**Directions**
Print out all of the data below, keeping it identical to the original.

**Material for the task**
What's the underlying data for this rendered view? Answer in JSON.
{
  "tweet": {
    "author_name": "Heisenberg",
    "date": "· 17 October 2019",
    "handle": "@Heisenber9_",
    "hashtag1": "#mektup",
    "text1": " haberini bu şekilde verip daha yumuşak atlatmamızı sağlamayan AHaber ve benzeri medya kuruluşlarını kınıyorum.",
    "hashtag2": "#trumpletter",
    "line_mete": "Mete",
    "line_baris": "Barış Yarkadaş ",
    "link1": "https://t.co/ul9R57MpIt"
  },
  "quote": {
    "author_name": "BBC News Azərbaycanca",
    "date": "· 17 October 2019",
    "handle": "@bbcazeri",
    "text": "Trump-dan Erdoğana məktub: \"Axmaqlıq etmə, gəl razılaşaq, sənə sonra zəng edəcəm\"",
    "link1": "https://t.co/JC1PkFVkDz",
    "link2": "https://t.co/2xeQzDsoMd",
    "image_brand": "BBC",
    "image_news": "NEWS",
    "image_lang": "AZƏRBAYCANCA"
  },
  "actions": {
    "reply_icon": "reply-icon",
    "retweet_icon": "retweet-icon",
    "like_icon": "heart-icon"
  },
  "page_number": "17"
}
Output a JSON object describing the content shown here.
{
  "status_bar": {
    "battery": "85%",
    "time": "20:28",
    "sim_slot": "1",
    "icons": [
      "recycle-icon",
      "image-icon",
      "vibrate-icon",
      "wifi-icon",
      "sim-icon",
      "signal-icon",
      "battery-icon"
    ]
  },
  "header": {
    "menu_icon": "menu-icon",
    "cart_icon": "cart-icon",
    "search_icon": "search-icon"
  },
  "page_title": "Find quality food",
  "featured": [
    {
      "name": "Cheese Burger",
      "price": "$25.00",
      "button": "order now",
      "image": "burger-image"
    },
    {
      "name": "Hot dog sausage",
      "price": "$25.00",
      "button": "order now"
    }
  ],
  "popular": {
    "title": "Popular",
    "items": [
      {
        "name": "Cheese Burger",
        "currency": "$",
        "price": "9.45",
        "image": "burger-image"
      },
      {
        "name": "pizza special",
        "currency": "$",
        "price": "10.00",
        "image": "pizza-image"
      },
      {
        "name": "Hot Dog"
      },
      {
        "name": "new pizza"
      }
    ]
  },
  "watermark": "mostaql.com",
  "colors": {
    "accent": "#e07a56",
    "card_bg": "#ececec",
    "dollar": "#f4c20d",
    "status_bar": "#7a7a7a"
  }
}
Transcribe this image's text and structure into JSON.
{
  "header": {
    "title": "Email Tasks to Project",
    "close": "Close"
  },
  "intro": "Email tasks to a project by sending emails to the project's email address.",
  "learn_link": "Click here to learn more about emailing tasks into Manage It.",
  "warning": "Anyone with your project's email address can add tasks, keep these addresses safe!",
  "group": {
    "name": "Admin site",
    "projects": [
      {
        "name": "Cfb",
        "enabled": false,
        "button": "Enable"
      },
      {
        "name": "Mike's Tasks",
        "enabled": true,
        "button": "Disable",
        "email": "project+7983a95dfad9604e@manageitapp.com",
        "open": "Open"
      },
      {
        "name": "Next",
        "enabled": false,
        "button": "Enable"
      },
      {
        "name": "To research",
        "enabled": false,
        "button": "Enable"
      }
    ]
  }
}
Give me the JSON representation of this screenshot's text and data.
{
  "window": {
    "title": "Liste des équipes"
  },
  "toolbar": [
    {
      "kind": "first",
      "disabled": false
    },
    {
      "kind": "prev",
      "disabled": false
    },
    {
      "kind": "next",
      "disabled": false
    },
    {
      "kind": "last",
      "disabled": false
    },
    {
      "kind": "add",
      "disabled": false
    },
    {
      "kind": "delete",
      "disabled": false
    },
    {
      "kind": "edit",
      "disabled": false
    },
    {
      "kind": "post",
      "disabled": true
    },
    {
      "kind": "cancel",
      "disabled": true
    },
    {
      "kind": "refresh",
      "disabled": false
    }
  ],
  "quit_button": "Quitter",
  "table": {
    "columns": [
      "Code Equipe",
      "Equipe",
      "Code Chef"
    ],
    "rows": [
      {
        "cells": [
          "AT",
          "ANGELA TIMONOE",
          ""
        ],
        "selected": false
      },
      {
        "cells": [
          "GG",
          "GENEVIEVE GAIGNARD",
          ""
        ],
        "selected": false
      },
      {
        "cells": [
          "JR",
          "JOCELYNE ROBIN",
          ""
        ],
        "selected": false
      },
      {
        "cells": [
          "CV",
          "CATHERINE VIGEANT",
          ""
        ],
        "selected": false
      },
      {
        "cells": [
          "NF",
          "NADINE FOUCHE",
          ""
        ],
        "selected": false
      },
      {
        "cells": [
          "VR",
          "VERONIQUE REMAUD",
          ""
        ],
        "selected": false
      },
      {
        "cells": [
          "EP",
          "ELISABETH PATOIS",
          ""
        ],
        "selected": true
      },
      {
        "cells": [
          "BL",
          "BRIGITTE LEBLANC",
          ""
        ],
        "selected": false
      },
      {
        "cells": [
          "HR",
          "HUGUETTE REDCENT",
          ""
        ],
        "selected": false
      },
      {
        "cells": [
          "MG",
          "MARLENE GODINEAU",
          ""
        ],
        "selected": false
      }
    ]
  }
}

**Result of this exercise**
What's the underlying data for this rendered view? Answer in JSON.
{
  "tweet": {
    "author_name": "Heisenberg",
    "date": "· 17 October 2019",
    "handle": "@Heisenber9_",
    "hashtag1": "#mektup",
    "text1": " haberini bu şekilde verip daha yumuşak atlatmamızı sağlamayan AHaber ve benzeri medya kuruluşlarını kınıyorum.",
    "hashtag2": "#trumpletter",
    "line_mete": "Mete",
    "line_baris": "Barış Yarkadaş ",
    "link1": "https://t.co/ul9R57MpIt"
  },
  "quote": {
    "author_name": "BBC News Azərbaycanca",
    "date": "· 17 October 2019",
    "handle": "@bbcazeri",
    "text": "Trump-dan Erdoğana məktub: \"Axmaqlıq etmə, gəl razılaşaq, sənə sonra zəng edəcəm\"",
    "link1": "https://t.co/JC1PkFVkDz",
    "link2": "https://t.co/2xeQzDsoMd",
    "image_brand": "BBC",
    "image_news": "NEWS",
    "image_lang": "AZƏRBAYCANCA"
  },
  "actions": {
    "reply_icon": "reply-icon",
    "retweet_icon": "retweet-icon",
    "like_icon": "heart-icon"
  },
  "page_number": "17"
}
Output a JSON object describing the content shown here.
{
  "status_bar": {
    "battery": "85%",
    "time": "20:28",
    "sim_slot": "1",
    "icons": [
      "recycle-icon",
      "image-icon",
      "vibrate-icon",
      "wifi-icon",
      "sim-icon",
      "signal-icon",
      "battery-icon"
    ]
  },
  "header": {
    "menu_icon": "menu-icon",
    "cart_icon": "cart-icon",
    "search_icon": "search-icon"
  },
  "page_title": "Find quality food",
  "featured": [
    {
      "name": "Cheese Burger",
      "price": "$25.00",
      "button": "order now",
      "image": "burger-image"
    },
    {
      "name": "Hot dog sausage",
      "price": "$25.00",
      "button": "order now"
    }
  ],
  "popular": {
    "title": "Popular",
    "items": [
      {
        "name": "Cheese Burger",
        "currency": "$",
        "price": "9.45",
        "image": "burger-image"
      },
      {
        "name": "pizza special",
        "currency": "$",
        "price": "10.00",
        "image": "pizza-image"
      },
      {
        "name": "Hot Dog"
      },
      {
        "name": "new pizza"
      }
    ]
  },
  "watermark": "mostaql.com",
  "colors": {
    "accent": "#e07a56",
    "card_bg": "#ececec",
    "dollar": "#f4c20d",
    "status_bar": "#7a7a7a"
  }
}
Transcribe this image's text and structure into JSON.
{
  "header": {
    "title": "Email Tasks to Project",
    "close": "Close"
  },
  "intro": "Email tasks to a project by sending emails to the project's email address.",
  "learn_link": "Click here to learn more about emailing tasks into Manage It.",
  "warning": "Anyone with your project's email address can add tasks, keep these addresses safe!",
  "group": {
    "name": "Admin site",
    "projects": [
      {
        "name": "Cfb",
        "enabled": false,
        "button": "Enable"
      },
      {
        "name": "Mike's Tasks",
        "enabled": true,
        "button": "Disable",
        "email": "project+7983a95dfad9604e@manageitapp.com",
        "open": "Open"
      },
      {
        "name": "Next",
        "enabled": false,
        "button": "Enable"
      },
      {
        "name": "To research",
        "enabled": false,
        "button": "Enable"
      }
    ]
  }
}
Give me the JSON representation of this screenshot's text and data.
{
  "window": {
    "title": "Liste des équipes"
  },
  "toolbar": [
    {
      "kind": "first",
      "disabled": false
    },
    {
      "kind": "prev",
      "disabled": false
    },
    {
      "kind": "next",
      "disabled": false
    },
    {
      "kind": "last",
      "disabled": false
    },
    {
      "kind": "add",
      "disabled": false
    },
    {
      "kind": "delete",
      "disabled": false
    },
    {
      "kind": "edit",
      "disabled": false
    },
    {
      "kind": "post",
      "disabled": true
    },
    {
      "kind": "cancel",
      "disabled": true
    },
    {
      "kind": "refresh",
      "disabled": false
    }
  ],
  "quit_button": "Quitter",
  "table": {
    "columns": [
      "Code Equipe",
      "Equipe",
      "Code Chef"
    ],
    "rows": [
      {
        "cells": [
          "AT",
          "ANGELA TIMONOE",
          ""
        ],
        "selected": false
      },
      {
        "cells": [
          "GG",
          "GENEVIEVE GAIGNARD",
          ""
        ],
        "selected": false
      },
      {
        "cells": [
          "JR",
          "JOCELYNE ROBIN",
          ""
        ],
        "selected": false
      },
      {
        "cells": [
          "CV",
          "CATHERINE VIGEANT",
          ""
        ],
        "selected": false
      },
      {
        "cells": [
          "NF",
          "NADINE FOUCHE",
          ""
        ],
        "selected": false
      },
      {
        "cells": [
          "VR",
          "VERONIQUE REMAUD",
          ""
        ],
        "selected": false
      },
      {
        "cells": [
          "EP",
          "ELISABETH PATOIS",
          ""
        ],
        "selected": true
      },
      {
        "cells": [
          "BL",
          "BRIGITTE LEBLANC",
          ""
        ],
        "selected": false
      },
      {
        "cells": [
          "HR",
          "HUGUETTE REDCENT",
          ""
        ],
        "selected": false
      },
      {
        "cells": [
          "MG",
          "MARLENE GODINEAU",
          ""
        ],
        "selected": false
      }
    ]
  }
}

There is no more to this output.